Material provided:
══════════════════════════════

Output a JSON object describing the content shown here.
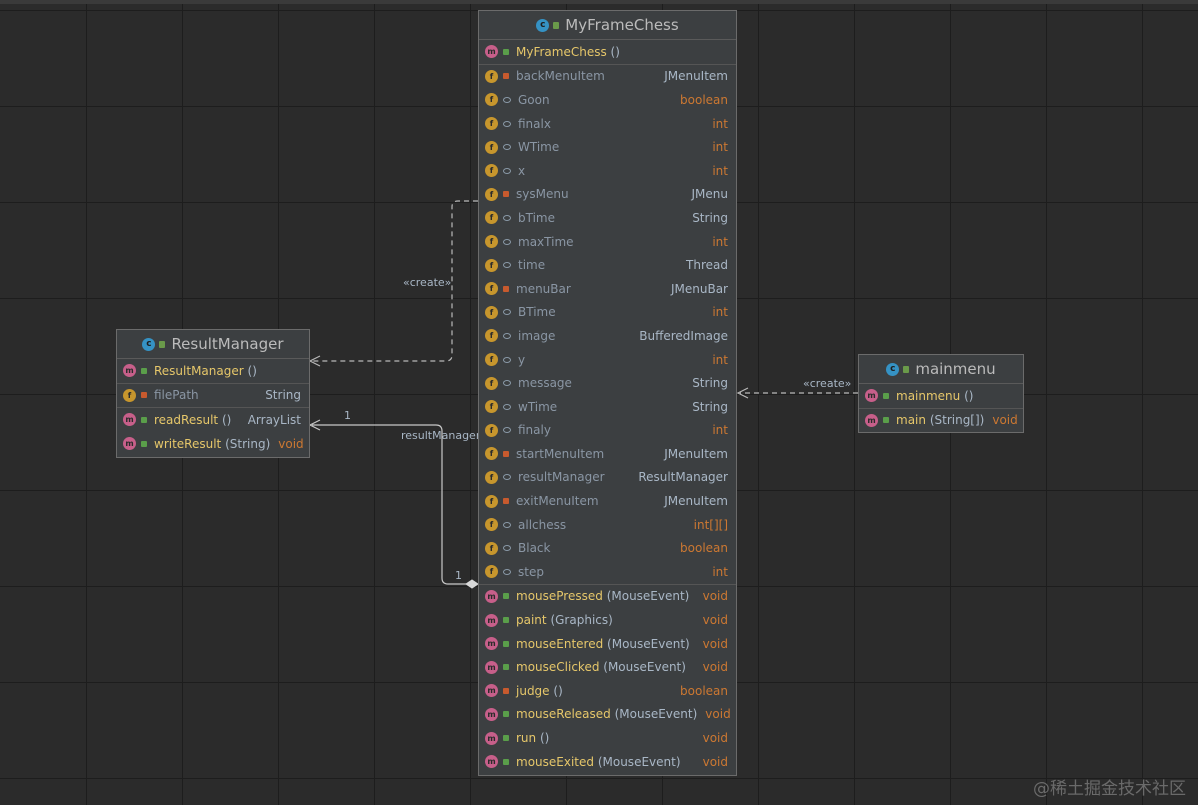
{
  "classes": {
    "myframechess": {
      "title": "MyFrameChess",
      "badge": "c",
      "constructor": {
        "name": "MyFrameChess",
        "params": "()"
      },
      "fields": [
        {
          "name": "backMenuItem",
          "vis": "pri",
          "type": "JMenuItem",
          "prim": false
        },
        {
          "name": "Goon",
          "vis": "pkg",
          "type": "boolean",
          "prim": true
        },
        {
          "name": "finalx",
          "vis": "pkg",
          "type": "int",
          "prim": true
        },
        {
          "name": "WTime",
          "vis": "pkg",
          "type": "int",
          "prim": true
        },
        {
          "name": "x",
          "vis": "pkg",
          "type": "int",
          "prim": true
        },
        {
          "name": "sysMenu",
          "vis": "pri",
          "type": "JMenu",
          "prim": false
        },
        {
          "name": "bTime",
          "vis": "pkg",
          "type": "String",
          "prim": false
        },
        {
          "name": "maxTime",
          "vis": "pkg",
          "type": "int",
          "prim": true
        },
        {
          "name": "time",
          "vis": "pkg",
          "type": "Thread",
          "prim": false
        },
        {
          "name": "menuBar",
          "vis": "pri",
          "type": "JMenuBar",
          "prim": false
        },
        {
          "name": "BTime",
          "vis": "pkg",
          "type": "int",
          "prim": true
        },
        {
          "name": "image",
          "vis": "pkg",
          "type": "BufferedImage",
          "prim": false
        },
        {
          "name": "y",
          "vis": "pkg",
          "type": "int",
          "prim": true
        },
        {
          "name": "message",
          "vis": "pkg",
          "type": "String",
          "prim": false
        },
        {
          "name": "wTime",
          "vis": "pkg",
          "type": "String",
          "prim": false
        },
        {
          "name": "finaly",
          "vis": "pkg",
          "type": "int",
          "prim": true
        },
        {
          "name": "startMenuItem",
          "vis": "pri",
          "type": "JMenuItem",
          "prim": false
        },
        {
          "name": "resultManager",
          "vis": "pkg",
          "type": "ResultManager",
          "prim": false
        },
        {
          "name": "exitMenuItem",
          "vis": "pri",
          "type": "JMenuItem",
          "prim": false
        },
        {
          "name": "allchess",
          "vis": "pkg",
          "type": "int[][]",
          "prim": true
        },
        {
          "name": "Black",
          "vis": "pkg",
          "type": "boolean",
          "prim": true
        },
        {
          "name": "step",
          "vis": "pkg",
          "type": "int",
          "prim": true
        }
      ],
      "methods": [
        {
          "name": "mousePressed",
          "vis": "pub",
          "params": "(MouseEvent)",
          "type": "void"
        },
        {
          "name": "paint",
          "vis": "pub",
          "params": "(Graphics)",
          "type": "void"
        },
        {
          "name": "mouseEntered",
          "vis": "pub",
          "params": "(MouseEvent)",
          "type": "void"
        },
        {
          "name": "mouseClicked",
          "vis": "pub",
          "params": "(MouseEvent)",
          "type": "void"
        },
        {
          "name": "judge",
          "vis": "pri",
          "params": "()",
          "type": "boolean"
        },
        {
          "name": "mouseReleased",
          "vis": "pub",
          "params": "(MouseEvent)",
          "type": "void"
        },
        {
          "name": "run",
          "vis": "pub",
          "params": "()",
          "type": "void"
        },
        {
          "name": "mouseExited",
          "vis": "pub",
          "params": "(MouseEvent)",
          "type": "void"
        }
      ]
    },
    "resultmanager": {
      "title": "ResultManager",
      "badge": "c",
      "constructor": {
        "name": "ResultManager",
        "params": "()"
      },
      "fields": [
        {
          "name": "filePath",
          "vis": "pri",
          "type": "String",
          "prim": false
        }
      ],
      "methods": [
        {
          "name": "readResult",
          "vis": "pub",
          "params": "()",
          "type": "ArrayList",
          "prim": false
        },
        {
          "name": "writeResult",
          "vis": "pub",
          "params": "(String)",
          "type": "void",
          "prim": true
        }
      ]
    },
    "mainmenu": {
      "title": "mainmenu",
      "badge": "c",
      "constructor": {
        "name": "mainmenu",
        "params": "()"
      },
      "methods": [
        {
          "name": "main",
          "vis": "pub",
          "params": "(String[])",
          "type": "void",
          "prim": true
        }
      ]
    }
  },
  "relations": {
    "create_label_left": "«create»",
    "create_label_right": "«create»",
    "association_label": "resultManager",
    "mult_top": "1",
    "mult_bottom": "1"
  },
  "watermark": "@稀土掘金技术社区",
  "colors": {
    "background": "#2b2b2b",
    "box": "#3c3f41",
    "method_name": "#e6c76a",
    "field_name": "#8a96a4",
    "primitive_type": "#cc7832"
  }
}
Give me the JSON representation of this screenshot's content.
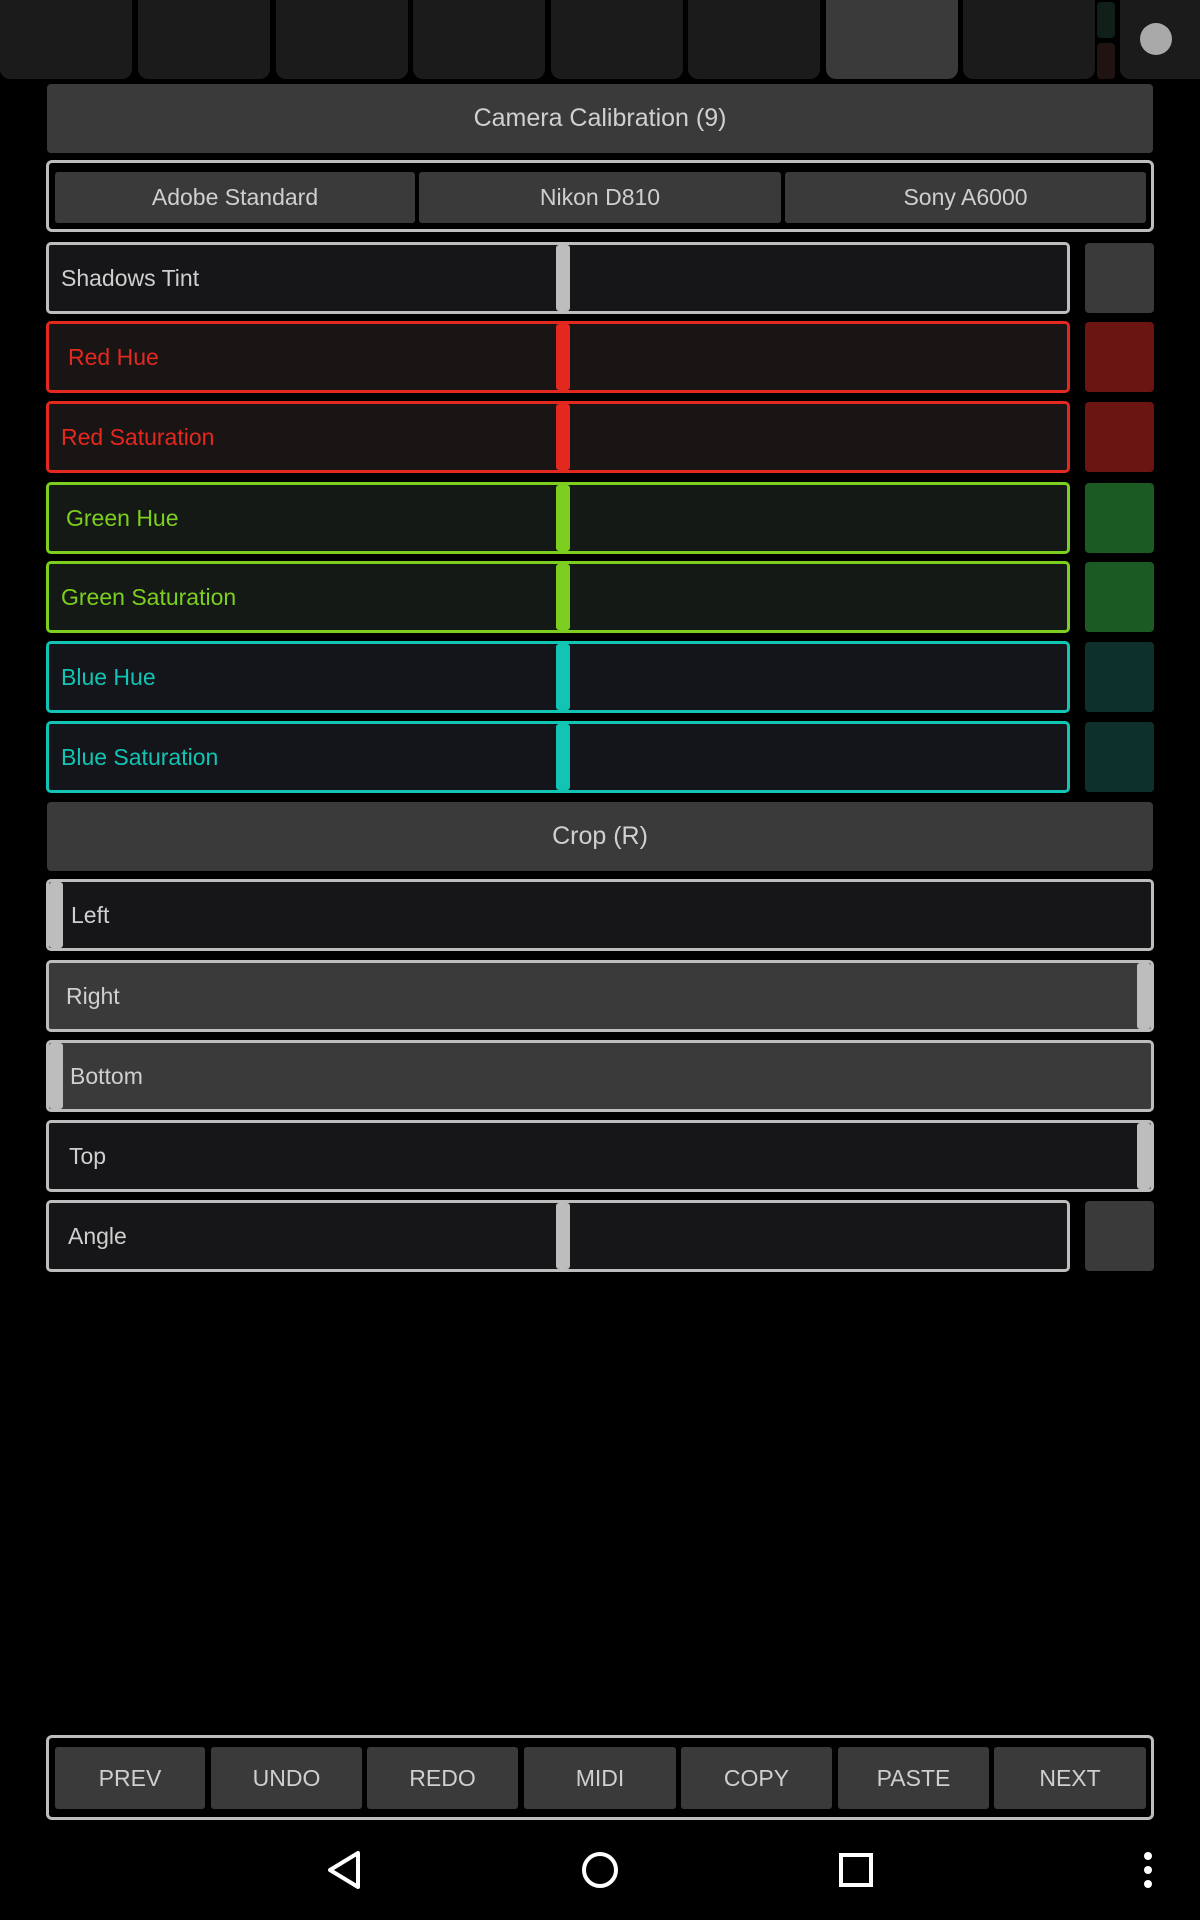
{
  "sections": {
    "calibration_title": "Camera Calibration (9)",
    "crop_title": "Crop (R)"
  },
  "presets": [
    "Adobe Standard",
    "Nikon D810",
    "Sony A6000"
  ],
  "sliders": {
    "shadows_tint": "Shadows Tint",
    "red_hue": "Red Hue",
    "red_saturation": "Red Saturation",
    "green_hue": "Green Hue",
    "green_saturation": "Green Saturation",
    "blue_hue": "Blue Hue",
    "blue_saturation": "Blue Saturation",
    "angle": "Angle"
  },
  "crop": {
    "left": "Left",
    "right": "Right",
    "bottom": "Bottom",
    "top": "Top"
  },
  "toolbar": [
    "PREV",
    "UNDO",
    "REDO",
    "MIDI",
    "COPY",
    "PASTE",
    "NEXT"
  ],
  "colors": {
    "red": "#e3281f",
    "green": "#7ccf1f",
    "blue": "#11c4b3",
    "neutral": "#bdbdbd"
  },
  "icons": {
    "nav_back": "back-triangle-icon",
    "nav_home": "home-circle-icon",
    "nav_recents": "recents-square-icon",
    "overflow": "more-vert-icon"
  }
}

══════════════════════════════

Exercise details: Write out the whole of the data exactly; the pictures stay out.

Exercise solution:
Output a JSON object describing the content shown here.
{
  "classes": {
    "myframechess": {
      "title": "MyFrameChess",
      "badge": "c",
      "constructor": {
        "name": "MyFrameChess",
        "params": "()"
      },
      "fields": [
        {
          "name": "backMenuItem",
          "vis": "pri",
          "type": "JMenuItem",
          "prim": false
        },
        {
          "name": "Goon",
          "vis": "pkg",
          "type": "boolean",
          "prim": true
        },
        {
          "name": "finalx",
          "vis": "pkg",
          "type": "int",
          "prim": true
        },
        {
          "name": "WTime",
          "vis": "pkg",
          "type": "int",
          "prim": true
        },
        {
          "name": "x",
          "vis": "pkg",
          "type": "int",
          "prim": true
        },
        {
          "name": "sysMenu",
          "vis": "pri",
          "type": "JMenu",
          "prim": false
        },
        {
          "name": "bTime",
          "vis": "pkg",
          "type": "String",
          "prim": false
        },
        {
          "name": "maxTime",
          "vis": "pkg",
          "type": "int",
          "prim": true
        },
        {
          "name": "time",
          "vis": "pkg",
          "type": "Thread",
          "prim": false
        },
        {
          "name": "menuBar",
          "vis": "pri",
          "type": "JMenuBar",
          "prim": false
        },
        {
          "name": "BTime",
          "vis": "pkg",
          "type": "int",
          "prim": true
        },
        {
          "name": "image",
          "vis": "pkg",
          "type": "BufferedImage",
          "prim": false
        },
        {
          "name": "y",
          "vis": "pkg",
          "type": "int",
          "prim": true
        },
        {
          "name": "message",
          "vis": "pkg",
          "type": "String",
          "prim": false
        },
        {
          "name": "wTime",
          "vis": "pkg",
          "type": "String",
          "prim": false
        },
        {
          "name": "finaly",
          "vis": "pkg",
          "type": "int",
          "prim": true
        },
        {
          "name": "startMenuItem",
          "vis": "pri",
          "type": "JMenuItem",
          "prim": false
        },
        {
          "name": "resultManager",
          "vis": "pkg",
          "type": "ResultManager",
          "prim": false
        },
        {
          "name": "exitMenuItem",
          "vis": "pri",
          "type": "JMenuItem",
          "prim": false
        },
        {
          "name": "allchess",
          "vis": "pkg",
          "type": "int[][]",
          "prim": true
        },
        {
          "name": "Black",
          "vis": "pkg",
          "type": "boolean",
          "prim": true
        },
        {
          "name": "step",
          "vis": "pkg",
          "type": "int",
          "prim": true
        }
      ],
      "methods": [
        {
          "name": "mousePressed",
          "vis": "pub",
          "params": "(MouseEvent)",
          "type": "void"
        },
        {
          "name": "paint",
          "vis": "pub",
          "params": "(Graphics)",
          "type": "void"
        },
        {
          "name": "mouseEntered",
          "vis": "pub",
          "params": "(MouseEvent)",
          "type": "void"
        },
        {
          "name": "mouseClicked",
          "vis": "pub",
          "params": "(MouseEvent)",
          "type": "void"
        },
        {
          "name": "judge",
          "vis": "pri",
          "params": "()",
          "type": "boolean"
        },
        {
          "name": "mouseReleased",
          "vis": "pub",
          "params": "(MouseEvent)",
          "type": "void"
        },
        {
          "name": "run",
          "vis": "pub",
          "params": "()",
          "type": "void"
        },
        {
          "name": "mouseExited",
          "vis": "pub",
          "params": "(MouseEvent)",
          "type": "void"
        }
      ]
    },
    "resultmanager": {
      "title": "ResultManager",
      "badge": "c",
      "constructor": {
        "name": "ResultManager",
        "params": "()"
      },
      "fields": [
        {
          "name": "filePath",
          "vis": "pri",
          "type": "String",
          "prim": false
        }
      ],
      "methods": [
        {
          "name": "readResult",
          "vis": "pub",
          "params": "()",
          "type": "ArrayList",
          "prim": false
        },
        {
          "name": "writeResult",
          "vis": "pub",
          "params": "(String)",
          "type": "void",
          "prim": true
        }
      ]
    },
    "mainmenu": {
      "title": "mainmenu",
      "badge": "c",
      "constructor": {
        "name": "mainmenu",
        "params": "()"
      },
      "methods": [
        {
          "name": "main",
          "vis": "pub",
          "params": "(String[])",
          "type": "void",
          "prim": true
        }
      ]
    }
  },
  "relations": {
    "create_label_left": "«create»",
    "create_label_right": "«create»",
    "association_label": "resultManager",
    "mult_top": "1",
    "mult_bottom": "1"
  },
  "watermark": "@稀土掘金技术社区",
  "colors": {
    "background": "#2b2b2b",
    "box": "#3c3f41",
    "method_name": "#e6c76a",
    "field_name": "#8a96a4",
    "primitive_type": "#cc7832"
  }
}
Give me the JSON representation of this screenshot's content.
{
  "sections": {
    "calibration_title": "Camera Calibration (9)",
    "crop_title": "Crop (R)"
  },
  "presets": [
    "Adobe Standard",
    "Nikon D810",
    "Sony A6000"
  ],
  "sliders": {
    "shadows_tint": "Shadows Tint",
    "red_hue": "Red Hue",
    "red_saturation": "Red Saturation",
    "green_hue": "Green Hue",
    "green_saturation": "Green Saturation",
    "blue_hue": "Blue Hue",
    "blue_saturation": "Blue Saturation",
    "angle": "Angle"
  },
  "crop": {
    "left": "Left",
    "right": "Right",
    "bottom": "Bottom",
    "top": "Top"
  },
  "toolbar": [
    "PREV",
    "UNDO",
    "REDO",
    "MIDI",
    "COPY",
    "PASTE",
    "NEXT"
  ],
  "colors": {
    "red": "#e3281f",
    "green": "#7ccf1f",
    "blue": "#11c4b3",
    "neutral": "#bdbdbd"
  },
  "icons": {
    "nav_back": "back-triangle-icon",
    "nav_home": "home-circle-icon",
    "nav_recents": "recents-square-icon",
    "overflow": "more-vert-icon"
  }
}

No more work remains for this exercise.